Driving Vision

You may have 20/20 vision, but some drivers don't realize that they are making their eyes work harder than necessary. Ford Motor Company and the American Optometric Association (AOA) recommend a few simple adjustments to the features in your vehicle to help prevent eyestrain and increase visibility for those behind the wheel.

Jeff Pike, Senior Technical Specialist at Ford Motor Company researches ergonomic issues and how aging affects our senses-and therefore our driving ability. "Our senses begin the deterioration process much earlier than we think they do," Pike said. "So we've made features in our vehicles more accessible to everyone, such as larger numbers on the instrument panel. While older drivers may appreciate the large print, younger drivers also find the features easier to use, even though they may not be able to explain exactly why."

To reduce or prevent eyestrain, Pike recommends a simple change in the intensity of the instrument panel light. While some drivers may turn the interior light all the way to bright, they may be unintentionally increasing the amount of unnecessary glare. By turning the light down to a more appropriate level, drivers save their eyes from potential strain. Pike also recommends using the side view mirrors to their optimal benefit. Pike says that some drivers adjust their mirrors so that they can see the side of the vehicle in the mirror. By keeping the mirror at that angle, the driver loses valuable extended visibility. Pike recommends turning out both side mirrors until the vehicle can be seen just barely in the mirror.
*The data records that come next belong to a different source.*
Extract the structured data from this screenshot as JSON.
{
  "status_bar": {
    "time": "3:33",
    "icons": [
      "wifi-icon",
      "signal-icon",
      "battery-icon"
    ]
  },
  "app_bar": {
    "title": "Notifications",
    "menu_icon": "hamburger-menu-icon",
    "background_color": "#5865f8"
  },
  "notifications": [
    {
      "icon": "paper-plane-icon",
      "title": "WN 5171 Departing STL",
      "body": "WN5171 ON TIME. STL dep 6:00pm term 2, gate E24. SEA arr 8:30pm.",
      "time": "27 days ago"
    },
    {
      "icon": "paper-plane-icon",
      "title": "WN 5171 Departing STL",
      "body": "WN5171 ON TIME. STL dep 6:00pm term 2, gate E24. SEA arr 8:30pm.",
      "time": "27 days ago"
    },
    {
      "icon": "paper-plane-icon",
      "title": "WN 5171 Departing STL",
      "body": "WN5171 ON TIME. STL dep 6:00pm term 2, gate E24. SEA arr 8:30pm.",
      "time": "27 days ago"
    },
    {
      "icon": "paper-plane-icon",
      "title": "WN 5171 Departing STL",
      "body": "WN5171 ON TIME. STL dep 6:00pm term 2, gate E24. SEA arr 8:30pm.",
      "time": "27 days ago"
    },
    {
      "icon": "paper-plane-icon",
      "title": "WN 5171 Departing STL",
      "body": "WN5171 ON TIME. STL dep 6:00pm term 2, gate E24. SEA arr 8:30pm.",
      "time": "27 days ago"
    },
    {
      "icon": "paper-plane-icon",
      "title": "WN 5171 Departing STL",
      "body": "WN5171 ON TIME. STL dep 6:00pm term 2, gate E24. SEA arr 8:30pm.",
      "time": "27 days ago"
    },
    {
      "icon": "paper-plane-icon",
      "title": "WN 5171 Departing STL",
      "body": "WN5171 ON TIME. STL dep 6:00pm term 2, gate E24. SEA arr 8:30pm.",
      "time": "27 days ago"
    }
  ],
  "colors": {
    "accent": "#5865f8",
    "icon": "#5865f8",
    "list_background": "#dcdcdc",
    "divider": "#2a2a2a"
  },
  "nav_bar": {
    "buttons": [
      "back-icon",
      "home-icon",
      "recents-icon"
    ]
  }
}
The American Optometric Association adds that age-related changes may be experienced any time after 50-sometimes even before-and continue throughout life. Greater sensitivity to glare and bright sunlight, increased difficulty when changing focus from near to far objects (or vice versa), a diminishing ability to see to the side while looking ahead (peripheral vision), and a decrease in the sharpness of your vision under certain lighting conditions are all characteristic changes that occur with age. "All drivers should have regular, comprehensive eye exams to ensure optimal vision for driving and to maintain good eye and vision health," said J. Pat Cummings, O.D., AOA president. "The eye test administered at the Department of Motor Vehicles is no substitute for a regular, comprehensive eye examination."


  • Reduce the brightness of the instrument panel light to a comfortable yet effective level
  • Adjust side mirrors out to reflect ONLY the road, and not the vehicle you are driving.
  • Adjust your seat so that you can see comfortably over the wheel.
  • Check your washer fluid frequently to insure adequate supply.
  • Periodically test your wiper blades and replace if they are split, leave streaks or skip.
  • Keep headlights clean. Road grime can reduce visibility.
  • Make sure your own glasses are clean.
  • Consider the tinting of your windshield when you chose your glasses.
  • If you wear eyeglasses when driving, be sure to keep your prescription up-to-date and to wear the proper glasses for day and night driving. (Tinted lenses of any kind can reduce visibility at night; therefore, they should not be worn for night driving.)
  • Glance frequently from the road ahead to your rear view mirror, side mirror, and instrument panel when driving.
  • Choose eyeglass or sunglass frames with narrow side (temple) pieces. Wide temple pieces may block or distract your vision.
  • Keep mirrors, headlights, and taillights clean and in good repair. Remember to wash both the inside and outside of windshields and windows regularly.
  • Avoid driving at night or in bad weather if you have difficulty seeing in low-light situations.